■ TASK DIRECTIONS: Retype each entry below, keeping every character the same.
Top of MATERIAL PROVIDED
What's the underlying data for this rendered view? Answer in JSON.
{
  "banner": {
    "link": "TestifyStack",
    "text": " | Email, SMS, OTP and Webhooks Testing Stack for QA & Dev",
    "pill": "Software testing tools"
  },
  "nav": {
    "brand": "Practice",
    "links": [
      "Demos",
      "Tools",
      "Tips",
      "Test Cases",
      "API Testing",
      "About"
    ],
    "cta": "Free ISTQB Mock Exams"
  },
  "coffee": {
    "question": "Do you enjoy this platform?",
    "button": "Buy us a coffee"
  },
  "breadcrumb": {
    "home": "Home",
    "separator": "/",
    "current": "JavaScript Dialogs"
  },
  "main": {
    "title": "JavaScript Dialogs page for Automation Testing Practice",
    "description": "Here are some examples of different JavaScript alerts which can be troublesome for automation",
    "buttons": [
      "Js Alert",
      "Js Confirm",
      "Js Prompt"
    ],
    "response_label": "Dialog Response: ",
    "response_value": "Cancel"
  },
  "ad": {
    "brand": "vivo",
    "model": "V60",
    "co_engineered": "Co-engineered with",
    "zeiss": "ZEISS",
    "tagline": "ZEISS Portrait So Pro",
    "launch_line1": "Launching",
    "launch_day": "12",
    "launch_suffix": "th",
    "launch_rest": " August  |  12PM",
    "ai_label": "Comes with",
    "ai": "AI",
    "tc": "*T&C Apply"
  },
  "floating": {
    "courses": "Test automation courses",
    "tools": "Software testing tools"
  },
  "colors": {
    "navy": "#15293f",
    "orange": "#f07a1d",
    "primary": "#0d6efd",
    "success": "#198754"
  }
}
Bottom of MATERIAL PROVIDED
■ EXERCISE RESPONSE:
What's the underlying data for this rendered view? Answer in JSON.
{
  "banner": {
    "link": "TestifyStack",
    "text": " | Email, SMS, OTP and Webhooks Testing Stack for QA & Dev",
    "pill": "Software testing tools"
  },
  "nav": {
    "brand": "Practice",
    "links": [
      "Demos",
      "Tools",
      "Tips",
      "Test Cases",
      "API Testing",
      "About"
    ],
    "cta": "Free ISTQB Mock Exams"
  },
  "coffee": {
    "question": "Do you enjoy this platform?",
    "button": "Buy us a coffee"
  },
  "breadcrumb": {
    "home": "Home",
    "separator": "/",
    "current": "JavaScript Dialogs"
  },
  "main": {
    "title": "JavaScript Dialogs page for Automation Testing Practice",
    "description": "Here are some examples of different JavaScript alerts which can be troublesome for automation",
    "buttons": [
      "Js Alert",
      "Js Confirm",
      "Js Prompt"
    ],
    "response_label": "Dialog Response: ",
    "response_value": "Cancel"
  },
  "ad": {
    "brand": "vivo",
    "model": "V60",
    "co_engineered": "Co-engineered with",
    "zeiss": "ZEISS",
    "tagline": "ZEISS Portrait So Pro",
    "launch_line1": "Launching",
    "launch_day": "12",
    "launch_suffix": "th",
    "launch_rest": " August  |  12PM",
    "ai_label": "Comes with",
    "ai": "AI",
    "tc": "*T&C Apply"
  },
  "floating": {
    "courses": "Test automation courses",
    "tools": "Software testing tools"
  },
  "colors": {
    "navy": "#15293f",
    "orange": "#f07a1d",
    "primary": "#0d6efd",
    "success": "#198754"
  }
}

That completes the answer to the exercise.